# Supplied material

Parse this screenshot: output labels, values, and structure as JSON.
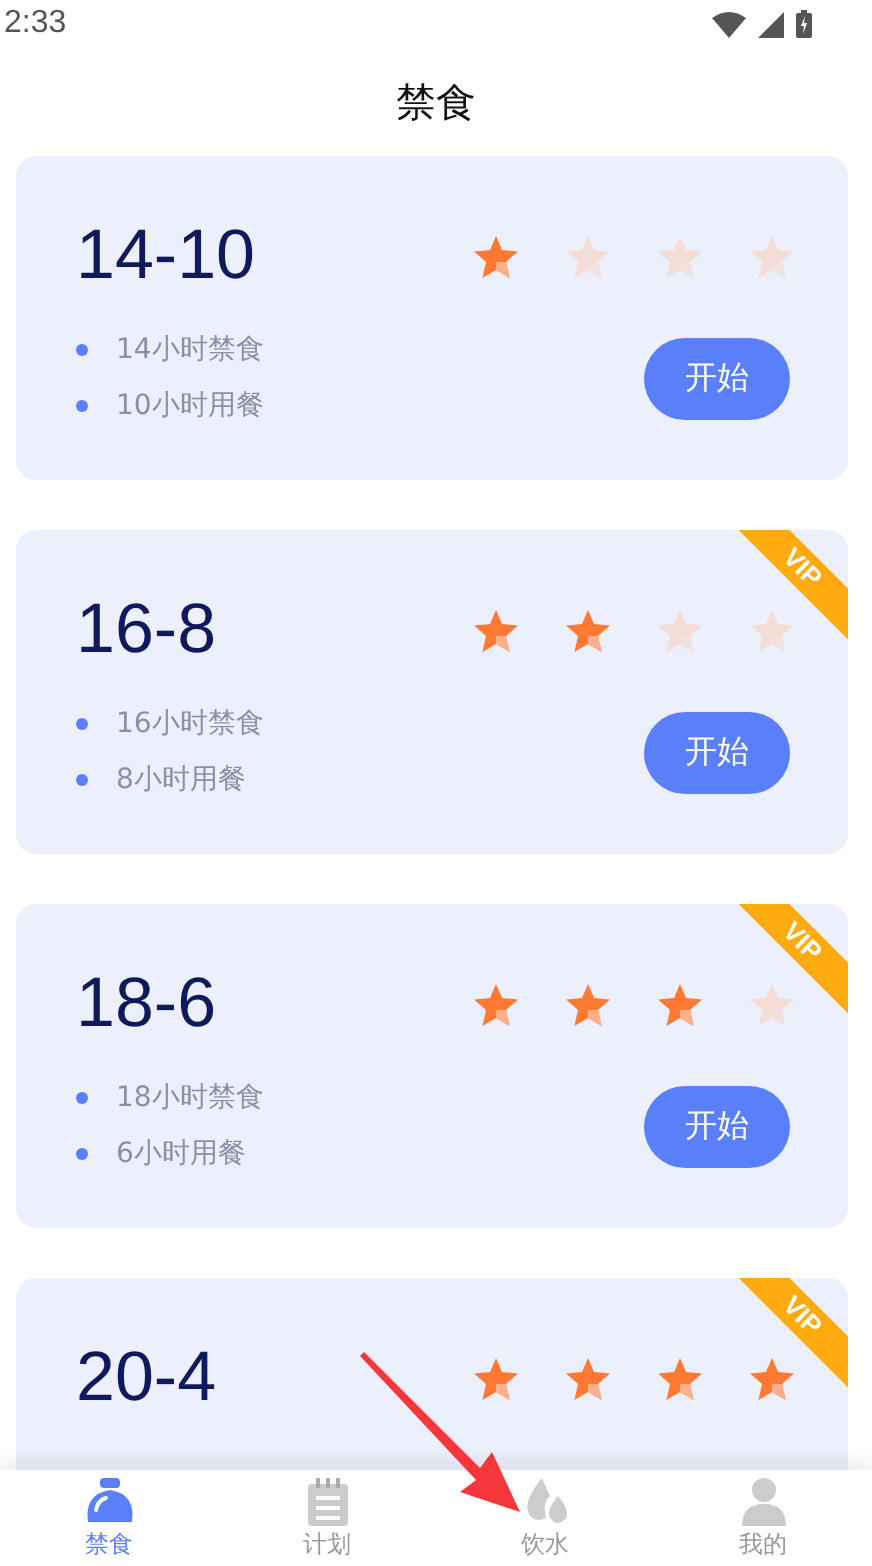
{
  "status_bar": {
    "time": "2:33"
  },
  "title": "禁食",
  "plans": [
    {
      "name": "14-10",
      "stars": 1,
      "lines": [
        "14小时禁食",
        "10小时用餐"
      ],
      "button": "开始"
    },
    {
      "name": "16-8",
      "stars": 2,
      "badge": "VIP",
      "lines": [
        "16小时禁食",
        "8小时用餐"
      ],
      "button": "开始"
    },
    {
      "name": "18-6",
      "stars": 3,
      "badge": "VIP",
      "lines": [
        "18小时禁食",
        "6小时用餐"
      ],
      "button": "开始"
    },
    {
      "name": "20-4",
      "stars": 4,
      "badge": "VIP"
    }
  ],
  "nav": [
    {
      "label": "禁食",
      "kind": "fast",
      "selected": true
    },
    {
      "label": "计划",
      "kind": "plan",
      "selected": false
    },
    {
      "label": "饮水",
      "kind": "water",
      "selected": false
    },
    {
      "label": "我的",
      "kind": "me",
      "selected": false
    }
  ]
}
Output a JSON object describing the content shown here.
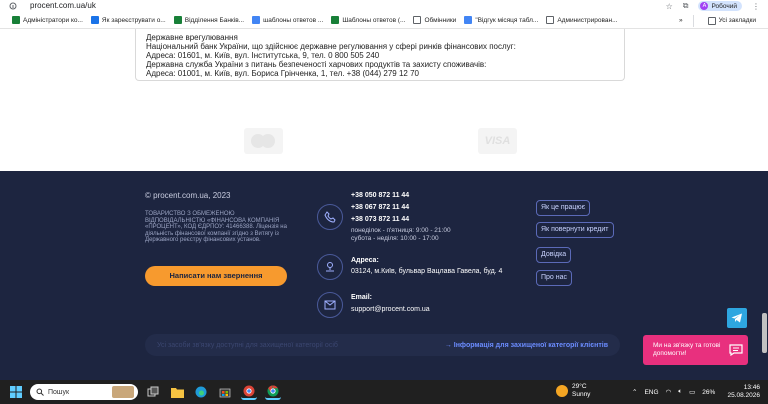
{
  "browser": {
    "url": "procent.com.ua/uk",
    "profile_label": "Робочий",
    "profile_initial": "А",
    "bookmarks": [
      {
        "label": "Адміністратори ко...",
        "icon": "green"
      },
      {
        "label": "Як зареєструвати о...",
        "icon": "blue"
      },
      {
        "label": "Відділення Банків...",
        "icon": "green"
      },
      {
        "label": "шаблоны ответов ...",
        "icon": "doc"
      },
      {
        "label": "Шаблоны ответов (...",
        "icon": "green"
      },
      {
        "label": "Обмінники",
        "icon": "bank"
      },
      {
        "label": "\"Відгук місяця табл...",
        "icon": "doc"
      },
      {
        "label": "Администрирован...",
        "icon": "folder"
      }
    ],
    "overflow": "»",
    "all_bookmarks": "Усі закладки"
  },
  "info_box": {
    "lines": [
      "Державне врегулювання",
      "Національний банк України, що здійснює державне регулювання у сферi ринкiв фiнансових послуг:",
      "Адреса: 01601, м. Київ, вул. Інститутська, 9, тел. 0 800 505 240",
      "Державна служба України з питань безпеченостi харчових продуктiв та захисту споживачiв:",
      "Адреса: 01001, м. Київ, вул. Бориса Грiнченка, 1, тел. +38 (044) 279 12 70"
    ]
  },
  "payment": {
    "visa": "VISA"
  },
  "footer": {
    "copyright": "© procent.com.ua, 2023",
    "company": "ТОВАРИСТВО З ОБМЕЖЕНОЮ ВІДПОВІДАЛЬНІСТЮ «ФІНАНСОВА КОМПАНІЯ «ПРОЦЕНТ», код ЄДРПОУ: 41466388.",
    "license": "Ліцензія на діяльність фінансової компанії згідно з Витягу iз Державного реєстру фінансових установ.",
    "cta": "Написати нам звернення",
    "phones": [
      "+38 050 872 11 44",
      "+38 067 872 11 44",
      "+38 073 872 11 44"
    ],
    "hours": [
      "понеділок - п'ятниця: 9:00 - 21:00",
      "субота - неділя: 10:00 - 17:00"
    ],
    "address_label": "Адреса:",
    "address": "03124, м.Київ, бульвар Вацлава Гавела, буд. 4",
    "email_label": "Email:",
    "email": "support@procent.com.ua",
    "links": [
      "Як це працює",
      "Як повернути кредит",
      "Довідка",
      "Про нас"
    ],
    "special_text": "Усі засоби зв'язку доступні для захищеної категорії осіб",
    "special_link": "→ Інформація для захищеної категорії клієнтів",
    "chat_text": "Ми на зв'язку та готові допомогти!"
  },
  "taskbar": {
    "search": "Пошук",
    "weather_temp": "29°C",
    "weather_desc": "Sunny",
    "lang": "ENG",
    "battery": "26%",
    "time": "13:46",
    "date": "25.08.2026"
  },
  "colors": {
    "footer_bg": "#1d2540",
    "cta": "#f79a2e",
    "chat": "#e8307e",
    "telegram": "#2ea6e0",
    "link": "#6b8cff"
  }
}
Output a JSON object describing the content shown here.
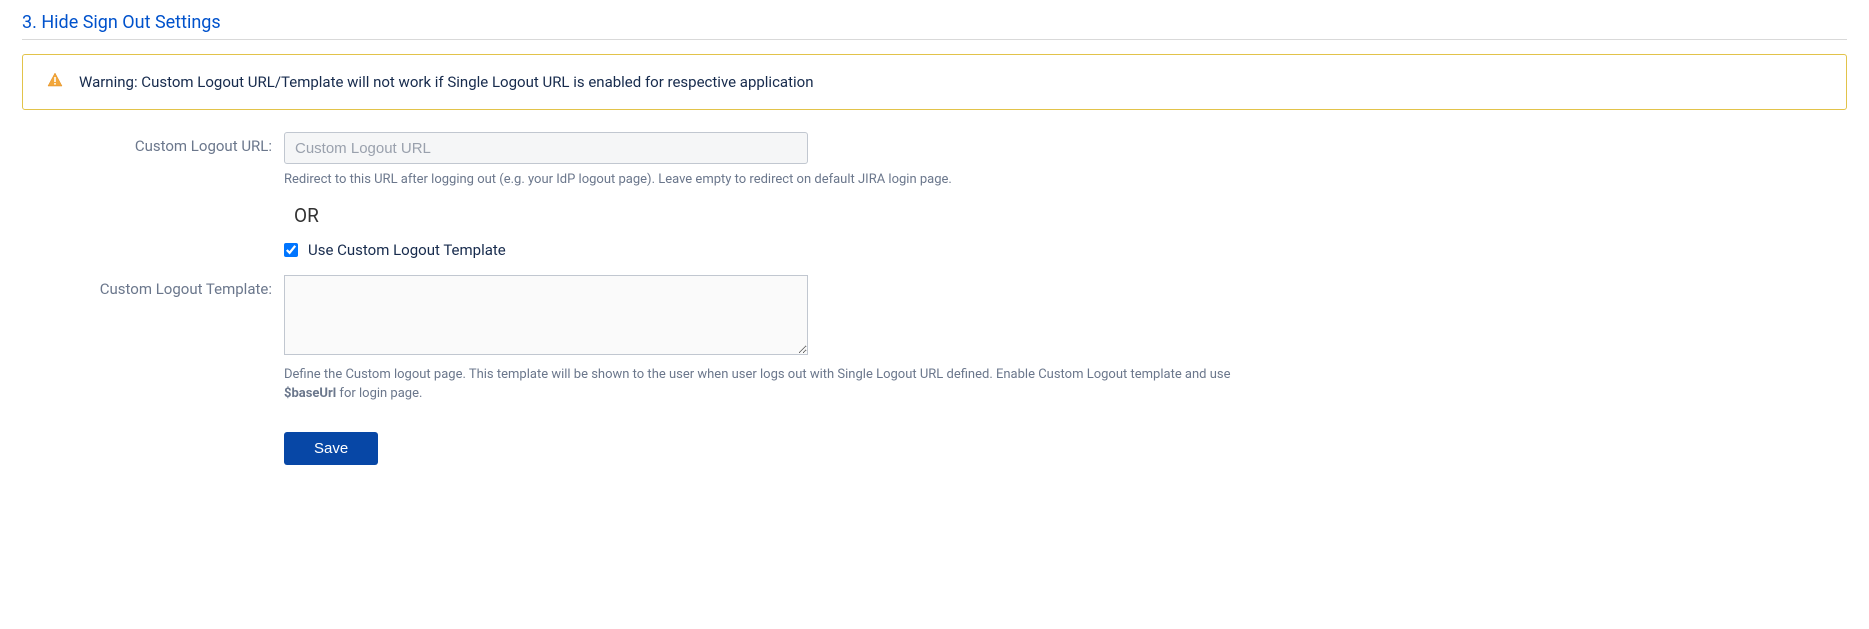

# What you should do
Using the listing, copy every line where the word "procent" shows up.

# Output
    "url": "procent.com.ua/uk",
    "copyright": "© procent.com.ua, 2023",
    "email": "support@procent.com.ua",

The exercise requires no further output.